What is Motivational Interviewing?

1. It is not a therapy. It is a communication style

Motivational Interviewing is a particular style of strategic communication. It serves to bolster the internal motivation of clients to engage in the process of initiating a specified change. Developing skillfulness with the approach requires some initial training, followed by many hours of practice (and feedback)! MI is not a “therapy” technique (although it is often misconstrued in that way). Rather, MI is an evidence-based way of hosting, or providing structure for a conversation, where the intent is to help the interviewee activate motivation for a specific change. For a simple and fun explanation of what MI is, provided by our puppet “Marco The MI Guy” – click here

2. It elicits the client’s own desire and reasons for making specified changes

The word “motivation” stems from the word “motive” (aka “a reason”). Thus, MI involves helping clients identify their own, internal reasons for pursuing a particular change.

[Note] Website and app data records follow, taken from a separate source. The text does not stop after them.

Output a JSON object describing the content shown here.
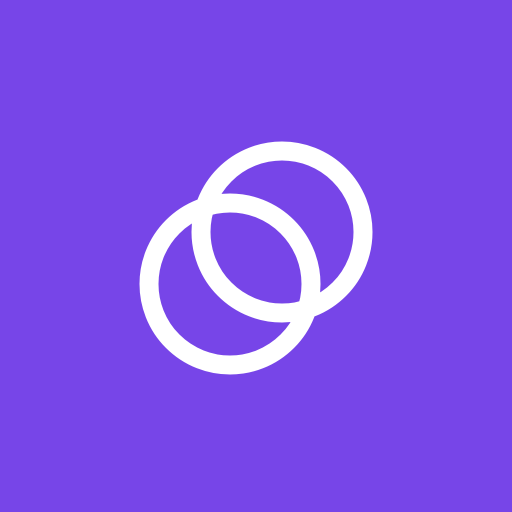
{
  "colors": {
    "background": "#7745E8",
    "ring": "#FFFFFF"
  },
  "icon": {
    "name": "interlocking-rings-icon"
  }
}
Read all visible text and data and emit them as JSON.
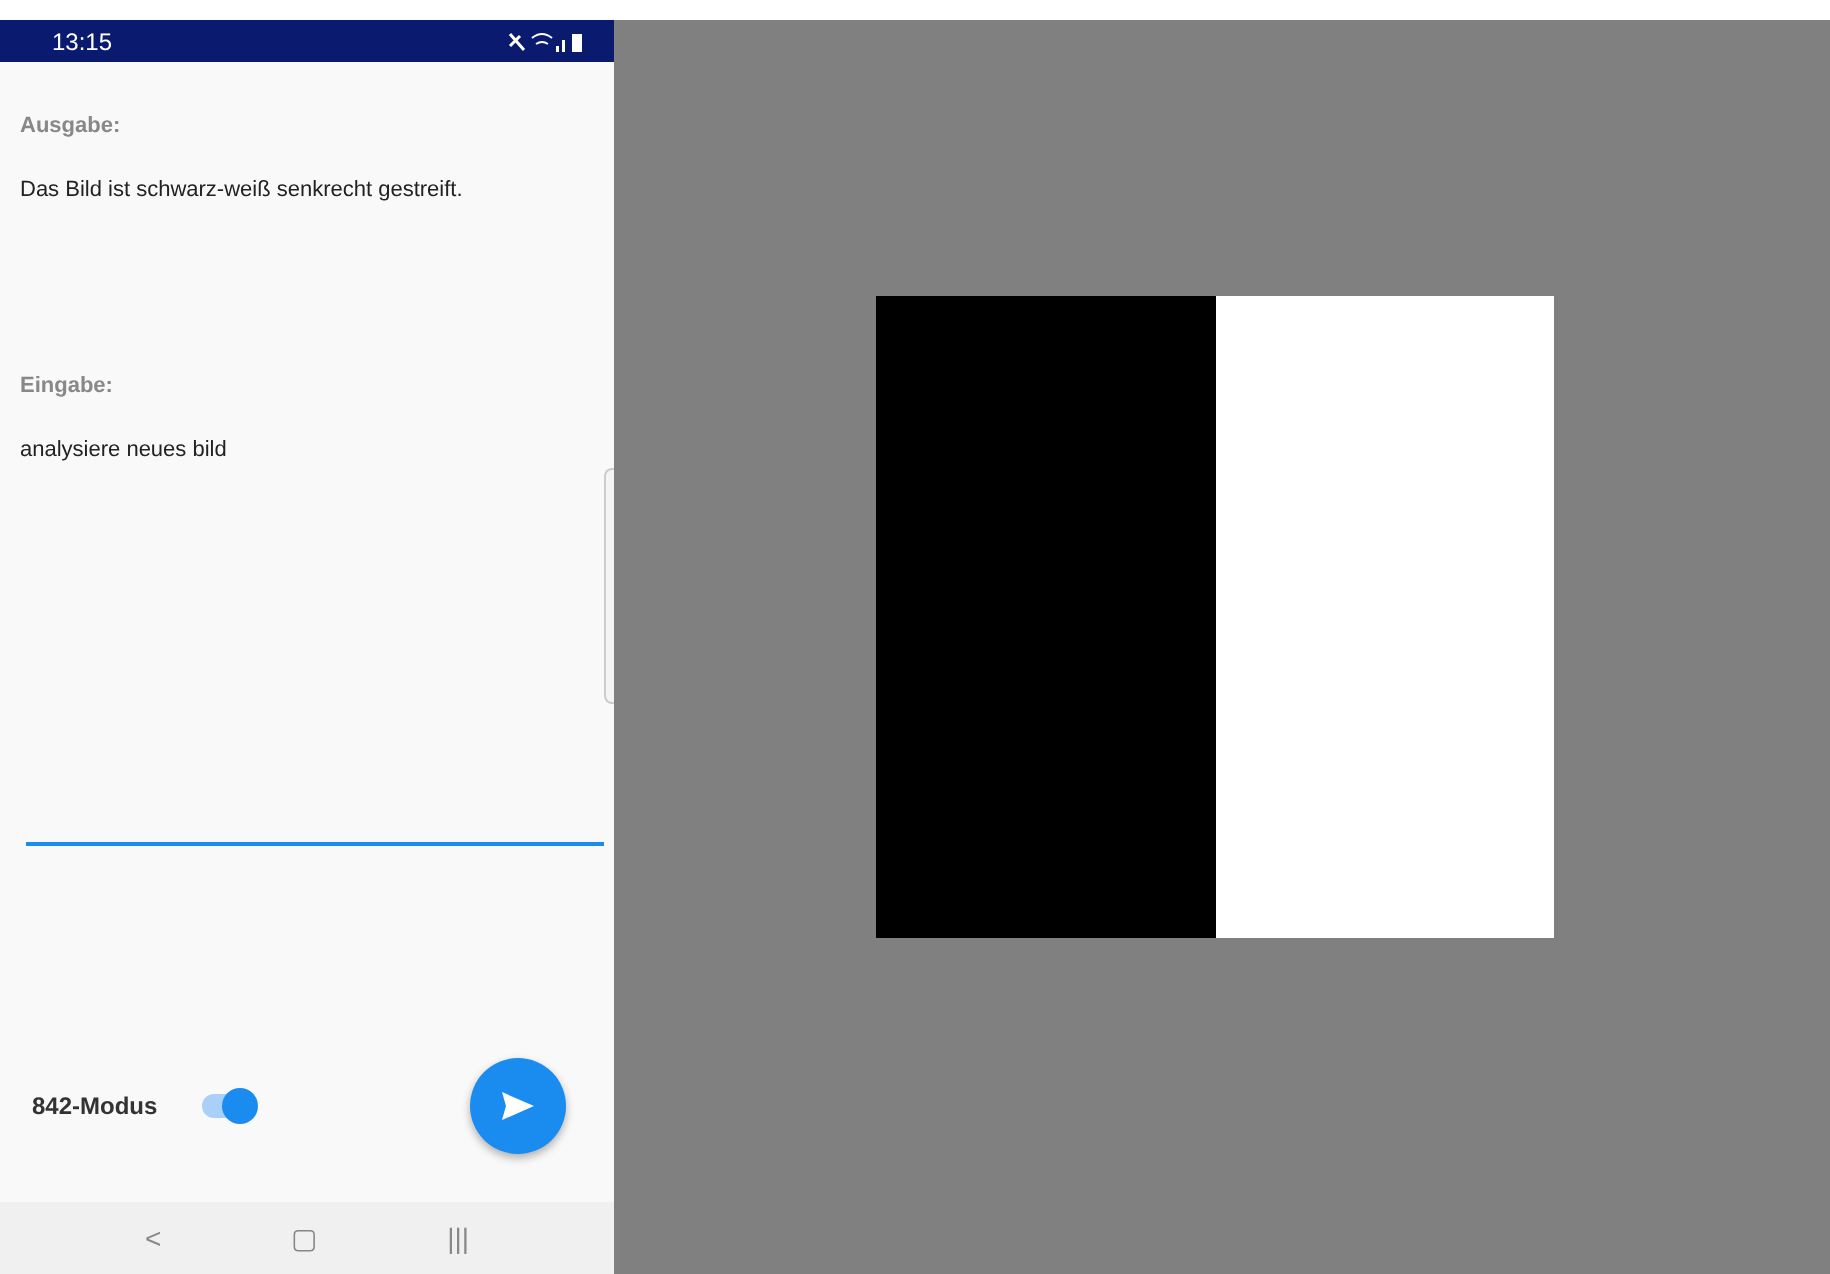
{
  "status_bar": {
    "time": "13:15"
  },
  "output": {
    "label": "Ausgabe:",
    "text": "Das Bild ist schwarz-weiß senkrecht gestreift."
  },
  "input": {
    "label": "Eingabe:",
    "text": "analysiere neues bild"
  },
  "mode_toggle": {
    "label": "842-Modus",
    "on": true
  },
  "nav_bar": {
    "back": "<",
    "home": "▢",
    "recents": "|||"
  }
}
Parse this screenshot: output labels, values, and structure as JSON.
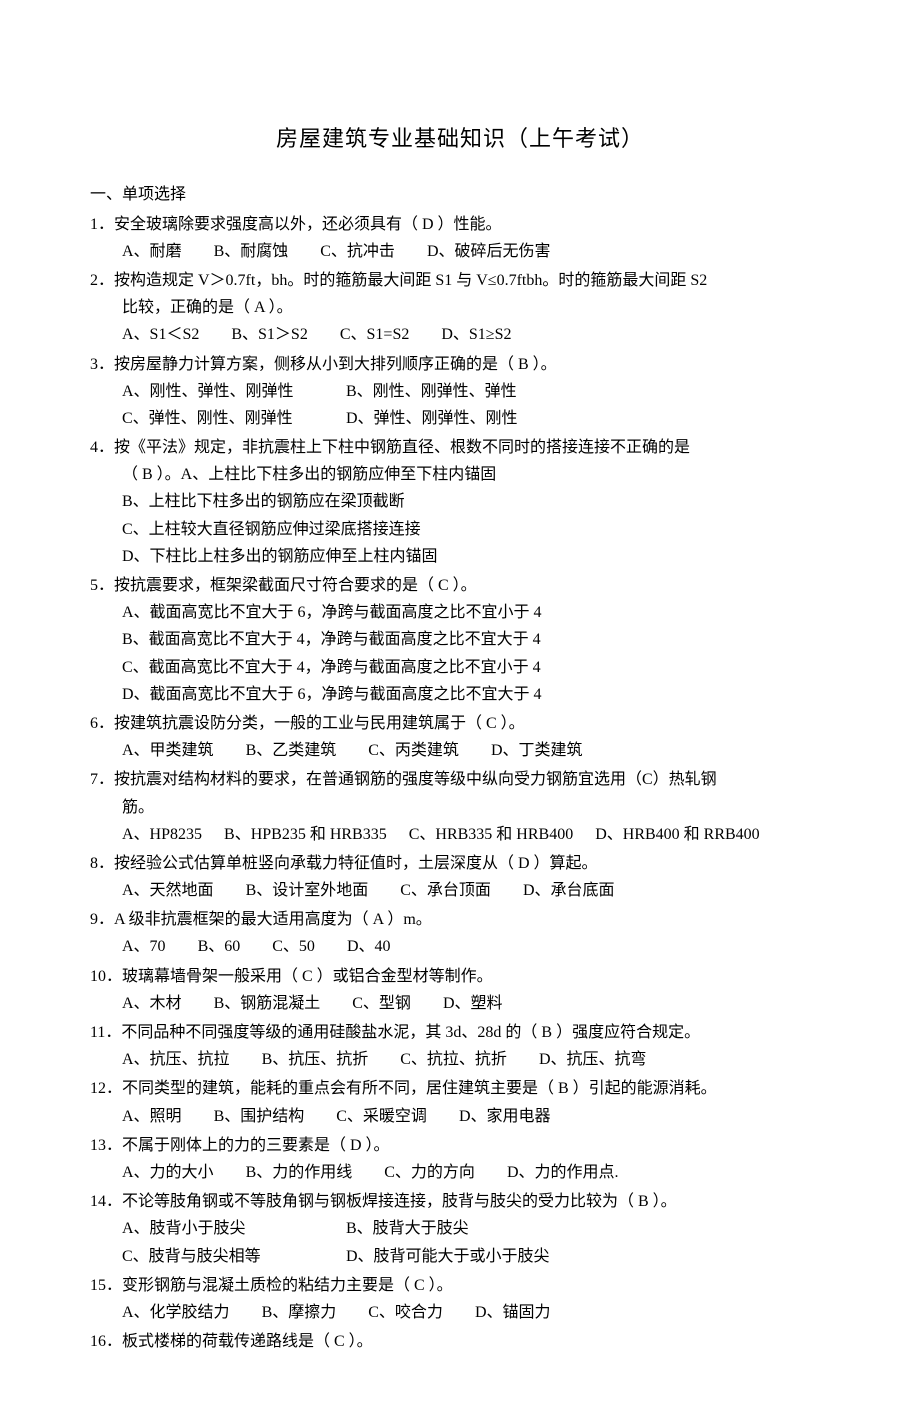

Then, once such internal reasons for change begin to surface, MI serves to enhance or strengthen the person’s motives (reasons) for making positive changes. To state the process in an overly simplified way, MI is all about helping the client find his/her own reason(s) to change and then helping to “grow” such reasons into an internal desire and need for change. Client speech that indicates awareness of one’s own desire, reason, need and ability to change is often referred to in MI work as “Preparation Language”.

3. It guides clients toward a customized action plan

Finally, when there is sufficient motivation for change, MI providers work to help their client shift from preparation for change into a commitment and to an action plan for change. Language related to client commitment and action planning is discussed as “Change Talk” in MI training.

4. It helps clients to become Ready, Able, and Willing to pursue specific changes

There are three primary ingredients required to fuel the capacity to engage with any particular change. These are:

  • The client’s perception that the change is important (which influences READINESS to change)
  • A sense that the advantages of pursuing the change outweigh the disadvantages (from the client’s point of view). Working to tip the scales in favour of a specified change serves to affect client WILLINGNESS to change
  • The client’s perception that change is possible for him or her. When client confidence in their ability to change is low, the motivational enhancement process involves bolstering the client’s ABILITY to pursue the change – and also their perception that they have the capacity to change.
  • 5. It utilizes specialized and strategic conversational skills to facilitate four interacting processes that fuel change conversations

    MI work is structured in a way that helps the interview begin by engaging with his/her client’s point of view on the change topic being discussed. Then, using a number of specialist skills, MI interviewers help clients to hear important elements in their thinking that will serve to activate more talk, and thought, about internal reasons, needs, desires and hopes around the targeted change

    6. It gives special attention to the “spirit” or “climate” of an effective change conversation

    MI work is done by purposefully investing in the development of an interpersonal environment between interviewer and client. Specifically, MI work is done by setting up opportunities to: a) demonstrate a partnership process where possible changes are explored, accepted or rejected b) evoke the client’s own ideas, hopes, goals, reasons, and perceived need for change (rather than attempting to “implant” such motivation) c) demonstrate respect for the fact that the client has autonomy in decision-making throughout an MI conversation d) test the accuracy of the interviewer’s ability to understand and empathize with what the client is thinking and feeling as the conversation unfolds e) offer and express compassion for the best interests of the client so that the work is not conducted in a “technical” way, but rather in a spirit of caring, respect, and genuine positive regard for the client and the outcomes sought

    7. It can be learned – but it’s sometimes a bit of a challenge!

    Much of MI work involves learning to overcome a reflex-type reaction that can flare up in an interviewer as soon as one has a sense of what the client could (or should) do to address the concern that is under discussion. MI work is often impeded by giving information and advice (when it is not wanted or asked for by the client). MI involves developing some new skills and strong self-discipline – so that we can learn to “evoke” motivation for change. This requires that interviewers learn to thwart their best intentions of “changing the client” by directing, advising, telling, and informing. Conducting MI conversations involves “tweaking” a number of core communication competencies – so that they can be employed in a new way (and one that doesn’t always feel natural at first!) If you’d like more clarification about what MI is, and what it is not, please feel free to call us anytime – or have a look at a few of our T.I.P.s documents here